December 4, 2008

Ever greater competitive pressures on our sports stars of the future risk jeopardizing their health, but imaging is playing an increasingly important role in the early and accurate detection of potential musculoskeletal problems.

Ever greater competitive pressures on our sports stars of the future risk jeopardizing their health, but imaging is playing an increasingly important role in the early and accurate detection of potential musculoskeletal problems.

Young athletes are vulnerable to stress fractures due to fatigue or insufficiency, said Dr. Shaheen Noorani, a radiologist at the Nuffield Orthopaedic Centre in Oxford, U.K., in an education exhibit at RSNA 2008. Over 90% of stress fractures occur in the lower limbs.

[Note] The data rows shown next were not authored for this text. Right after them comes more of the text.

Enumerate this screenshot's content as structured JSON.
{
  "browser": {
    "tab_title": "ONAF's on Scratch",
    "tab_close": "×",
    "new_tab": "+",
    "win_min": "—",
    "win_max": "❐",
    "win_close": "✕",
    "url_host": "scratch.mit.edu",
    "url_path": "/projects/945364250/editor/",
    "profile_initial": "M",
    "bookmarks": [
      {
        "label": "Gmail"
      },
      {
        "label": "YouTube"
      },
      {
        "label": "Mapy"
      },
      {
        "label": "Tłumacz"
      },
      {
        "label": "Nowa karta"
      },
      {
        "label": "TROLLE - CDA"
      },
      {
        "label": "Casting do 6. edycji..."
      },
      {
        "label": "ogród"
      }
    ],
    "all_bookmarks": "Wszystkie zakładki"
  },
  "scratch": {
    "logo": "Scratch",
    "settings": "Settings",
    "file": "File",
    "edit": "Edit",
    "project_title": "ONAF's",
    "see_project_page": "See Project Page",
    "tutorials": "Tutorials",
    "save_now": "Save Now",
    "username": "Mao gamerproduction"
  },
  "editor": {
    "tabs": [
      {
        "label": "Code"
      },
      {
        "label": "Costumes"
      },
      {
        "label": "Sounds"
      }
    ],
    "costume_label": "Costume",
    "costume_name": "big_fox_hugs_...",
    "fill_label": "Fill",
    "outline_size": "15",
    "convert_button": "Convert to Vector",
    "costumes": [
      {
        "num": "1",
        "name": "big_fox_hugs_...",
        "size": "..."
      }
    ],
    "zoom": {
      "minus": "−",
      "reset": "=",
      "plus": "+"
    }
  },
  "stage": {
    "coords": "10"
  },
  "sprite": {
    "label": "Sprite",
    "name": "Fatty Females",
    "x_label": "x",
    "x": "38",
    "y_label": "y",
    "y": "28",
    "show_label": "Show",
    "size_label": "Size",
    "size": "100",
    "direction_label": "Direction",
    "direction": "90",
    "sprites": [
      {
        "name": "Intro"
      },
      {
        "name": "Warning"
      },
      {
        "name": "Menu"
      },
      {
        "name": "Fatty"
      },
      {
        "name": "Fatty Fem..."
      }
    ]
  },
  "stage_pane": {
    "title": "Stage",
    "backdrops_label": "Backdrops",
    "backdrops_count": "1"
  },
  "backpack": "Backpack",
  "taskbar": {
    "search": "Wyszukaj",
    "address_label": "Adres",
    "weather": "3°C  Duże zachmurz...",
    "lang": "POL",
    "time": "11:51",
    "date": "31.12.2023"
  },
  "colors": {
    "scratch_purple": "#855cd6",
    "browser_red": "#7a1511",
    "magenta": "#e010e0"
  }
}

Plain radiographs may be normal in the majority of early cases, so other examinations are often necessary. MRI is the gold standard for detecting and delineating stress fractures and has superseded scintigraphy. CT may be useful in specific circumstances, such as detecting the nidus in osteoid osteoma and confirming pars defects. Ultrasound may fortuitously pick up cortical breaks and periosteal reactions, but is not a first-line investigation, Noorani said.

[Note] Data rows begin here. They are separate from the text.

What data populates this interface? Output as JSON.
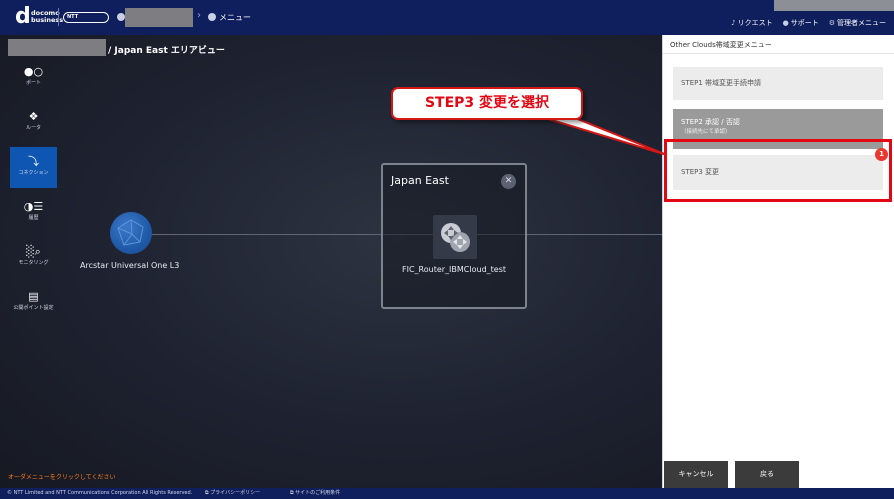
{
  "header": {
    "logo_text": "docomo\nbusiness",
    "ntt_logo_text": "NTT Communications",
    "crumb_menu": "メニュー",
    "links": [
      {
        "icon": "bell-icon",
        "glyph": "♪",
        "label": "リクエスト"
      },
      {
        "icon": "support-icon",
        "glyph": "●",
        "label": "サポート"
      },
      {
        "icon": "gear-icon",
        "glyph": "⚙",
        "label": "管理者メニュー"
      }
    ]
  },
  "canvas": {
    "area_title": "/ Japan East エリアビュー",
    "uo_label": "Arcstar Universal One L3",
    "region_title": "Japan East",
    "router_label": "FIC_Router_IBMCloud_test",
    "footer_message": "オーダメニューをクリックしてください"
  },
  "sidenav": {
    "items": [
      {
        "icon": "port-icon",
        "glyph": "●○",
        "label": "ポート",
        "active": false
      },
      {
        "icon": "router-icon",
        "glyph": "❖",
        "label": "ルータ",
        "active": false
      },
      {
        "icon": "connection-icon",
        "glyph": "⤵",
        "label": "コネクション",
        "active": true
      },
      {
        "icon": "history-icon",
        "glyph": "◑☰",
        "label": "履歴",
        "active": false
      },
      {
        "icon": "monitoring-icon",
        "glyph": "░⌕",
        "label": "モニタリング",
        "active": false
      },
      {
        "icon": "monitor-icon",
        "glyph": "▤",
        "label": "公開ポイント設定",
        "active": false
      }
    ]
  },
  "panel": {
    "title": "Other Clouds帯域変更メニュー",
    "step1": "STEP1 帯域変更手続申請",
    "step2": "STEP2 承認 / 否認",
    "step2_sub": "（接続先にて承認）",
    "step3": "STEP3 変更",
    "step3_badge": "1",
    "cancel": "キャンセル",
    "back": "戻る"
  },
  "annotation": {
    "callout": "STEP3 変更を選択"
  },
  "footer": {
    "copyright": "© NTT Limited and NTT Communications Corporation All Rights Reserved.",
    "privacy": "プライバシーポリシー",
    "terms": "サイトのご利用条件"
  },
  "colors": {
    "header": "#0f1e5c",
    "accent_active": "#0f56b3",
    "annotation_red": "#e30613",
    "footer_message": "#ff7a1a"
  }
}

Stress fractures occur due to abnormal repetitive stress on normal bone. Their frequency is increasing as a result of growing demands on young athletes. About 9% occur in children less than 15 years of age, around 32% occur in athletes between 16 and 19 years, and 59% occur in those aged 20 or over.

Fatigue stress fractures, on the other hand, occur in normal healthy bone due to abnormal muscular stress or unusual forces. Insufficiency stress fractures occur under normal physiological conditions in unhealthy bone that is mineral-deficient or abnormal.

For the pathogenesis, there are three main hypotheses, Noorani said.

The first is Wolff's Law, in which the remodelling process is inundated with an unusual intensity of mechanical stresses, resulting in a stress fracture. The second theory is that during repetitive exercise, the muscles tire, leading to different movements and strain patterns and causing excessive tension focused on specific areas of bone not usually subject to these forces. The third hypothesis is that repetitive forces cause an increase in muscle action, which results in disproportionate forces at the site of the muscle origin or insertion.